Scarlett Baily is a Chicana muralist, painter, and illustrator with studios in Mexico City, and San Diego, CA. Her work explores and celebrates the heritage and popular culture, easily identified by long sinuous lines and gestural minimalism with pops of color. Through Mezcal Verde, Baily shares her vision of humanity as the warriors we are, with an ancestral power living a contemporary life.
MEZCAL VERDE: How did your interest in art start?
SCARLETT BAILY: I was born in El Paso, Texas, and grew up in San Diego, CA with my Mexican family. These border areas are filled with murals of Chicano heroes, Aztec Legends, and incredible graffiti. As a child, I loved to look at them from the car window and began to copy them into my folders. I dreamed of becoming a muralist one day to share my art with the public in a monumental way.
MV: How does your project start as Scarlett Baily?
SB: Opening an art studio has been my dream since I was a child. Everything was an outcome of following my heart, throwing myself into the unknown, taking risks, experimenting, and sharing my art with the public without asking permission. My studio was born in New York, in the neighborhood of Bed-Stuy, Brooklyn, in 2010. Back in Brooklyn, I began to make series of life-size portraits of my friends. I was so excited to show them to the world! Without a gallery that represented me, I took the street! I used to cut out the illustrations and pasted them on abandoned walls in huge collage installations. One time, I made an urban art installation for Bushwick Open Studios, and the art directors at DKNY discovered me! They took my art as the theme for the window displays of the season and invited me to paint live portraits in the window. In 2014 I was invited by the curators of Salón Acme to do a residency in Mexico. I spent an unforgettable week portraying artists, musicians, chefs, designers, etc. I finally felt connected to my Mexican roots. A few months later I decided to expand my studio to Mexico City!!
MV: What is the part of your work you enjoy the most?
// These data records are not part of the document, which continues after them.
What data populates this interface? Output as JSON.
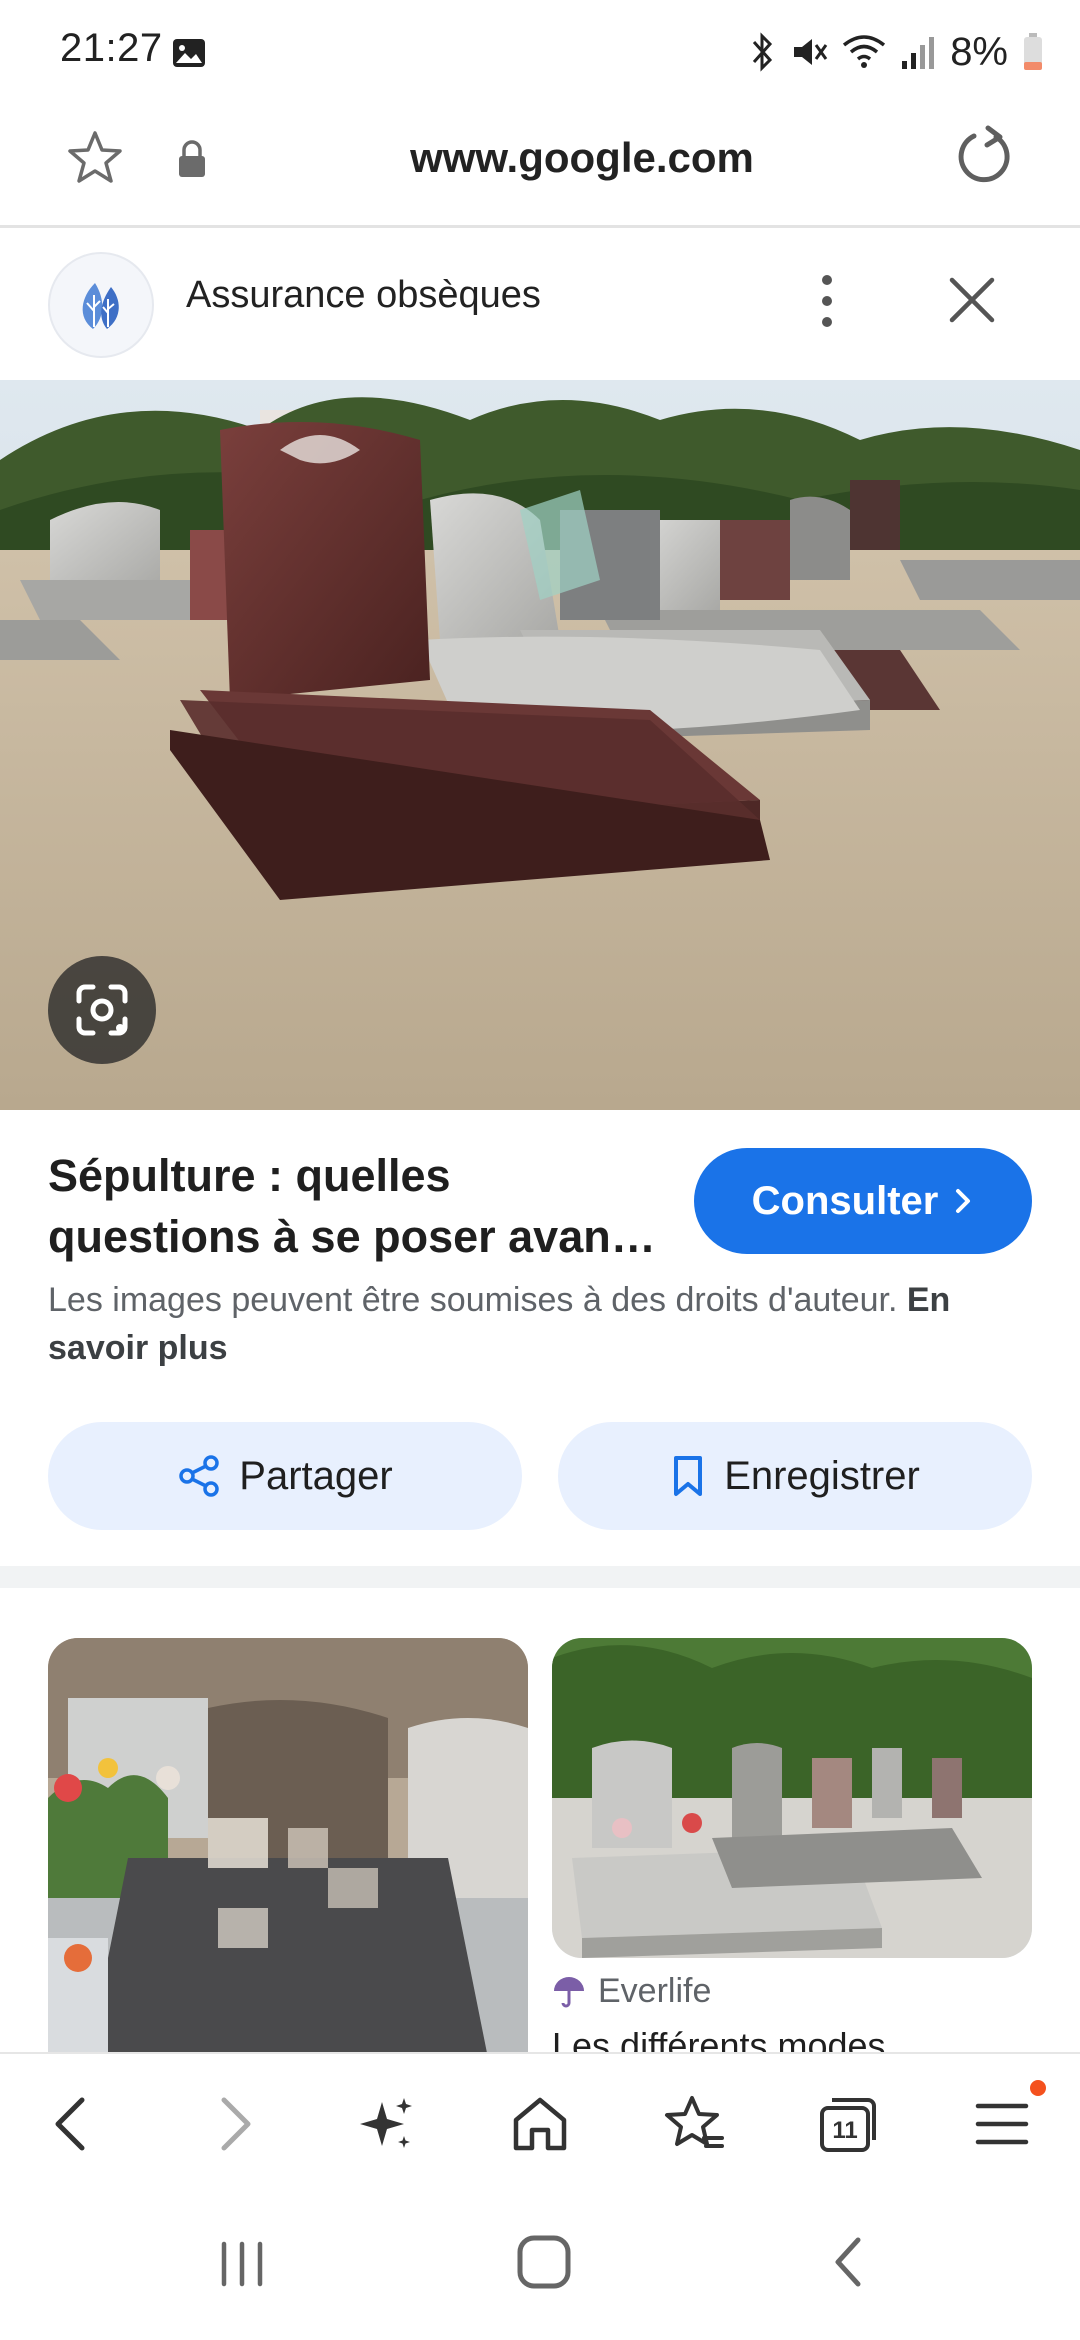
{
  "status_bar": {
    "time": "21:27",
    "battery": "8%",
    "icons": [
      "gallery-icon",
      "bluetooth-icon",
      "mute-icon",
      "wifi-icon",
      "signal-icon",
      "battery-icon"
    ]
  },
  "address_bar": {
    "url": "www.google.com"
  },
  "ad": {
    "title": "Assurance obsèques"
  },
  "result": {
    "title": "Sépulture : quelles questions à se poser avan…",
    "consult_label": "Consulter",
    "copyright_text": "Les images peuvent être soumises à des droits d'auteur.",
    "learn_more": "En savoir plus",
    "share_label": "Partager",
    "save_label": "Enregistrer"
  },
  "related": {
    "source_name": "Everlife",
    "title_partial": "Les différents modes"
  },
  "colors": {
    "accent": "#1a73e8",
    "chip_bg": "#e8f0fe",
    "notification": "#f4511e"
  }
}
SB: I have always been an observant who is pleased to share stories. Art tells stories and opens doors to many worlds. One day I'm painting at Central de Abastos, another day at Palacio de Hierro or Madison Avenue. I love the bridges that art builds. Art is universal, it empowers, celebrates, and creates empathy between distant communities. I love having this position as an artist. What I like the most are my portrait sessions. It is an intimate exchange, with a stranger, and they always relax and confess their love stories, dreams, etc. Every person I draw ends up being a friend. And of course what excites me the most is painting murals, creating on this scale is a discipline for the public that becomes an adrenaline rush. When my art has this audience it takes an extraordinary life.
MV: What are the techniques you use and why?
SB: I have explored all the techniques - each one for me has its periods. But I have always been faithful to painting. I love mixing inks, the sound of the brush touching the surface, the sensation of creating a brushstroke takes me to another dimension and I feel that I am leaving a mark on the world. In my personal work in the studio, I use a lot of oil, for my public art I use acrylic, spray and wheatpaste. For me, the most important thing is to be able to work fast to reach a current energy, with dynamism and movement. The immediate graphic of my style invites any viewer to participate and celebrate heritage, tradition and belonging in my work.
MV: What is the narrative of your work?
SB: In this age of globalism, I believe it is essential to seek and celebrate our roots. The nuances of our culture are the things that make us unique, and special - we cannot let them fade with modernity. Art can take apart racism and end discrimination. I am multicultural and always felt a polarity pressing me to choose between one culture or the other rather than embracing both. So, my murals input various narratives into the canon. Through my work, I can address the frameworks that have kept artists like me in the shadows and confirm that there is room for everyone. The aim of my work seeks a positive impact on a more inclusive art world. My practice urges the public to see muralism beyond decoration and rather become a platform for speaking out. In addition, they will all allow aspiring artists to flourish and communicate their narratives on a large scale.
MV: Even though it is not a piece specially made for Mezcal Verde, which is the inspiration behind the label you chose?
SB: Diving into Mexican mythology, I found many powerful female figures. I fell in love with Coatlicue, she is a Goddess who sparks fear, but also empowers. She is gentle but terrifying at the same time. Coatlicue represents duality, she is the mother of everything that is born from the earth, in other words, the goddess of fertility, abundance, power and creativity. I wanted to bring it to life outside the National Museum of Anthropology, and bring it into our contemporary life - because its power lives in us! We are warriors! This image awakens our ancestral power and illuminates the magic that we carry within.